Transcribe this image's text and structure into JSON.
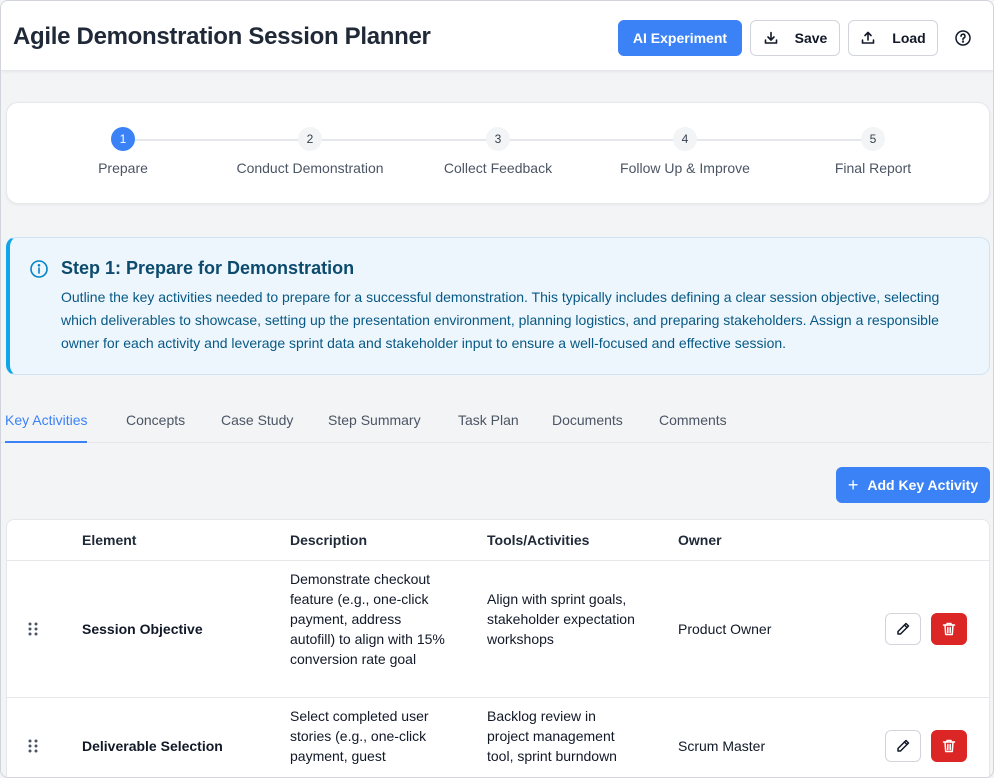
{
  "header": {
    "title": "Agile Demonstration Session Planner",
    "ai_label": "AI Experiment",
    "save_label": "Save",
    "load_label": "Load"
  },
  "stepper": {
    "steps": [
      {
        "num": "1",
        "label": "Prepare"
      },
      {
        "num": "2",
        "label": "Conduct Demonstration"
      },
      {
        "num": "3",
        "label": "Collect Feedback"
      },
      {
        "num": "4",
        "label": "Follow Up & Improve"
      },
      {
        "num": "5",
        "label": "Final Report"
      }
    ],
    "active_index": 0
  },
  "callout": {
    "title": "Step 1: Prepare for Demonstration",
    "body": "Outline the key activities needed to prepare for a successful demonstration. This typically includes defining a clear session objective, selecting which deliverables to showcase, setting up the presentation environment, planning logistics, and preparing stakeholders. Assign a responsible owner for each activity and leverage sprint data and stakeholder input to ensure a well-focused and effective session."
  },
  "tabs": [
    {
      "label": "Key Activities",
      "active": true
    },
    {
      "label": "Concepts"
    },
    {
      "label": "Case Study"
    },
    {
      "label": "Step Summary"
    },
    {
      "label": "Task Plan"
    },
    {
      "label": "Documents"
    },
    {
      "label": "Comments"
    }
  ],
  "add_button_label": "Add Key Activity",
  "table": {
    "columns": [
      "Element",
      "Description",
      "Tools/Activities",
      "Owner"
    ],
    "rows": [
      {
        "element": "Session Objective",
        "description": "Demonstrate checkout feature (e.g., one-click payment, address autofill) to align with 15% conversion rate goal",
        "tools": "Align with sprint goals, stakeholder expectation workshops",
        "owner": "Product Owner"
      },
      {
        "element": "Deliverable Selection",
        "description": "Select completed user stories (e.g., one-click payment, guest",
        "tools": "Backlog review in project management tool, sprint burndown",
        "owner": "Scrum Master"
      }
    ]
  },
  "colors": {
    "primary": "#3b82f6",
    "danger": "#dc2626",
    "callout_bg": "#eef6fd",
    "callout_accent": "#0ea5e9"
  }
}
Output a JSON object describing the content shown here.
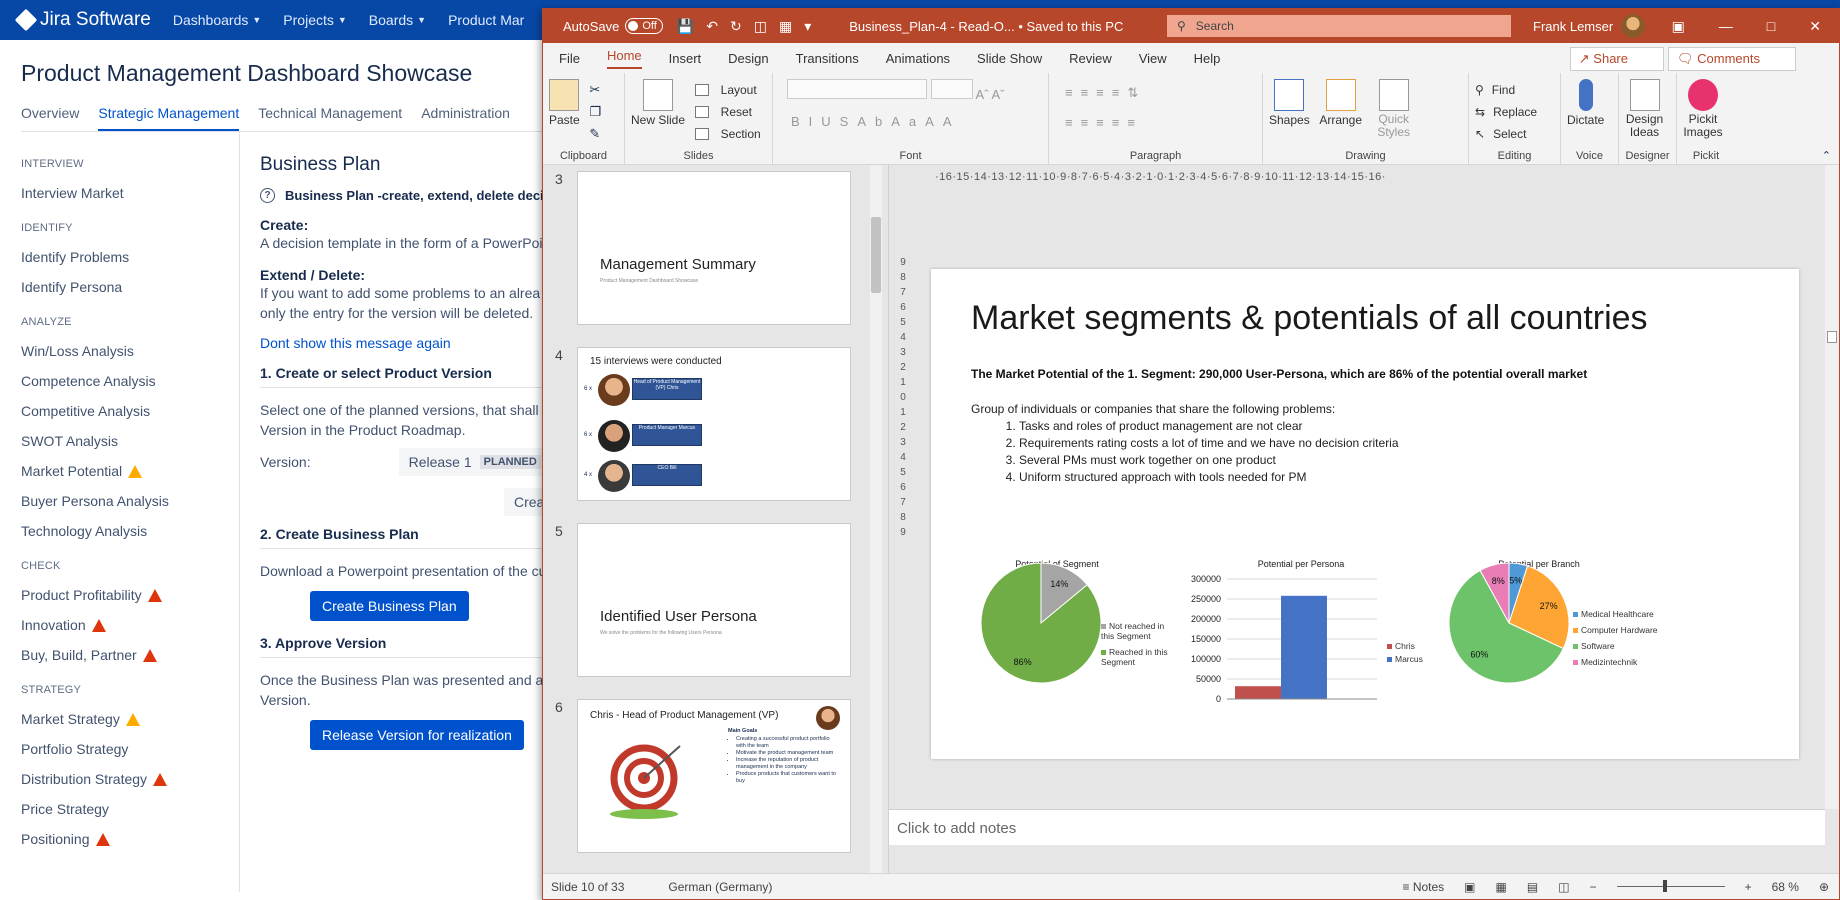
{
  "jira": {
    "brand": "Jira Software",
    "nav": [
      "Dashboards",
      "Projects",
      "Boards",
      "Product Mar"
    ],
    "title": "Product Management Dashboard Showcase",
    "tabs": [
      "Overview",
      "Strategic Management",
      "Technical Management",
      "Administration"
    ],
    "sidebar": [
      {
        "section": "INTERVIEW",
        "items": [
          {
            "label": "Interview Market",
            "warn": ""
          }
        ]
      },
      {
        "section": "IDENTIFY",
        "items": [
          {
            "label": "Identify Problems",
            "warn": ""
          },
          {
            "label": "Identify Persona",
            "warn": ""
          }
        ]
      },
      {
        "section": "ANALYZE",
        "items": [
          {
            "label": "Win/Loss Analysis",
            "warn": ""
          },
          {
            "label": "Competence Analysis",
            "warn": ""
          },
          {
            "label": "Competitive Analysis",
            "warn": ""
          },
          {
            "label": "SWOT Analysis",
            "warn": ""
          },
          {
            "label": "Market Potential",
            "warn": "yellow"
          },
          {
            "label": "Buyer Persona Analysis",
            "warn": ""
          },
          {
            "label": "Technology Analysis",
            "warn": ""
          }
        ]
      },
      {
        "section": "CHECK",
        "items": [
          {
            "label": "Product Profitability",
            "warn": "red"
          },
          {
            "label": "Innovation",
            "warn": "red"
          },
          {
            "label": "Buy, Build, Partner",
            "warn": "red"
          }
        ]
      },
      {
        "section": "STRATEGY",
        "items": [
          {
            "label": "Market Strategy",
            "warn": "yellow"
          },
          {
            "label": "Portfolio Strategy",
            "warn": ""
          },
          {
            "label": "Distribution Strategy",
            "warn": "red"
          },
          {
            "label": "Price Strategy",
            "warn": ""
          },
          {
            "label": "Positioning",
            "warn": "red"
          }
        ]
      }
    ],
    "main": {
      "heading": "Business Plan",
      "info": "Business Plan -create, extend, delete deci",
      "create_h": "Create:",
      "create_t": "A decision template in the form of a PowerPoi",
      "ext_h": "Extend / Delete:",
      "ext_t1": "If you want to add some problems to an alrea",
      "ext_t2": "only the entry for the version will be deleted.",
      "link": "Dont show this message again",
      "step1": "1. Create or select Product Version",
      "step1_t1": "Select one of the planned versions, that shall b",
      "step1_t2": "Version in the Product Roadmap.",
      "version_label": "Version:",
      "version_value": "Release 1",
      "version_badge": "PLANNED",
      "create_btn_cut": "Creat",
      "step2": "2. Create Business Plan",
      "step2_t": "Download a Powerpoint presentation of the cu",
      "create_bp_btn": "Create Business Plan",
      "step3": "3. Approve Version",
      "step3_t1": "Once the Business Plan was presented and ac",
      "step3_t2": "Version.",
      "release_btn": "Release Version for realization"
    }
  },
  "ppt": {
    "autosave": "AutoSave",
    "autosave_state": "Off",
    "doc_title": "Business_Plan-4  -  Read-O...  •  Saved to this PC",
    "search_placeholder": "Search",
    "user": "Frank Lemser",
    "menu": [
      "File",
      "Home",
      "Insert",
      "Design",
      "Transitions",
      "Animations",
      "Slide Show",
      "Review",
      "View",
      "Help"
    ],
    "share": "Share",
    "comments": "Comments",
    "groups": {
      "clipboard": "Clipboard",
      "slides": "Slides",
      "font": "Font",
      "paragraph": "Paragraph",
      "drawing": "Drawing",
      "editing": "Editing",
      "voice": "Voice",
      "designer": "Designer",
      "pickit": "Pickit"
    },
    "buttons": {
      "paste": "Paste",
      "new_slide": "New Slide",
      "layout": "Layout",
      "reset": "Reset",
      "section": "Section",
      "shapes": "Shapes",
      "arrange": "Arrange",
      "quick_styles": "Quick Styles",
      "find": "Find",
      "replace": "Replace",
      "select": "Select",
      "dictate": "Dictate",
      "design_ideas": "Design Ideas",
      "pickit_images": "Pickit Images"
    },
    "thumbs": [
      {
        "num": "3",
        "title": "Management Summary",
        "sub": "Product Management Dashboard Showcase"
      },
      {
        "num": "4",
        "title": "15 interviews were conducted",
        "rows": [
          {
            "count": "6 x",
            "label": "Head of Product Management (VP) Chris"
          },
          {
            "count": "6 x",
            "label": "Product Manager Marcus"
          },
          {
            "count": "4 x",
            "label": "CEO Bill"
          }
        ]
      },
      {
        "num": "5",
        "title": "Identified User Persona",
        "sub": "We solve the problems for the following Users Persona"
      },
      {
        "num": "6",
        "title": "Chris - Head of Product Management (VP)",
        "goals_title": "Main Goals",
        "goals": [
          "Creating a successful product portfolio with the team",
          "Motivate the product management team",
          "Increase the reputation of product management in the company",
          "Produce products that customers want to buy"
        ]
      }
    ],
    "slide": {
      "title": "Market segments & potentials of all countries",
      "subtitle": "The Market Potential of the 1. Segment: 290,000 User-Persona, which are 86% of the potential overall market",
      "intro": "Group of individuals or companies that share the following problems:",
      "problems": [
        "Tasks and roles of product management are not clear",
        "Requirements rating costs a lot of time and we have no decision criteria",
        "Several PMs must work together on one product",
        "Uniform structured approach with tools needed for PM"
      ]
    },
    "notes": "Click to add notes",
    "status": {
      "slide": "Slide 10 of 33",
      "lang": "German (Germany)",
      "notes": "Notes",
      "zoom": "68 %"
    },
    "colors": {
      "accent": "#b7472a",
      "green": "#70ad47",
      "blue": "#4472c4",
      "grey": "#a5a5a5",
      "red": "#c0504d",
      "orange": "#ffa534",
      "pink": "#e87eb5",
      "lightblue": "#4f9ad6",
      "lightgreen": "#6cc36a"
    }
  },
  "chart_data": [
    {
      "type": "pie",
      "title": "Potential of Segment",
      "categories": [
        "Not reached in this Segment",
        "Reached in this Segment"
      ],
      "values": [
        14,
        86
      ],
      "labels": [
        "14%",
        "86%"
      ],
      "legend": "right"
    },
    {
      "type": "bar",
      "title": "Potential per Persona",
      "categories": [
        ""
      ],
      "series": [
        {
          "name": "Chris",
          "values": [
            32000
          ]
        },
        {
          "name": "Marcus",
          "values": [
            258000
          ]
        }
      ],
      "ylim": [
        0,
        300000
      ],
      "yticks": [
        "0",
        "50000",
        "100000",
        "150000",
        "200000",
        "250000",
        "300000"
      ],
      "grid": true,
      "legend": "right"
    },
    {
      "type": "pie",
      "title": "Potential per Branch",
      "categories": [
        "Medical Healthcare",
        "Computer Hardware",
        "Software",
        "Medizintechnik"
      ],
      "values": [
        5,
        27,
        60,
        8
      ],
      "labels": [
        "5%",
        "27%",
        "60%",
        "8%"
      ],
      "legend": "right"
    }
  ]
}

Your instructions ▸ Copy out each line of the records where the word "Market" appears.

Response area ▸
            "label": "Interview Market",
            "label": "Market Potential",
            "label": "Market Strategy",
      "title": "Market segments & potentials of all countries",
      "subtitle": "The Market Potential of the 1. Segment: 290,000 User-Persona, which are 86% of the potential overall market",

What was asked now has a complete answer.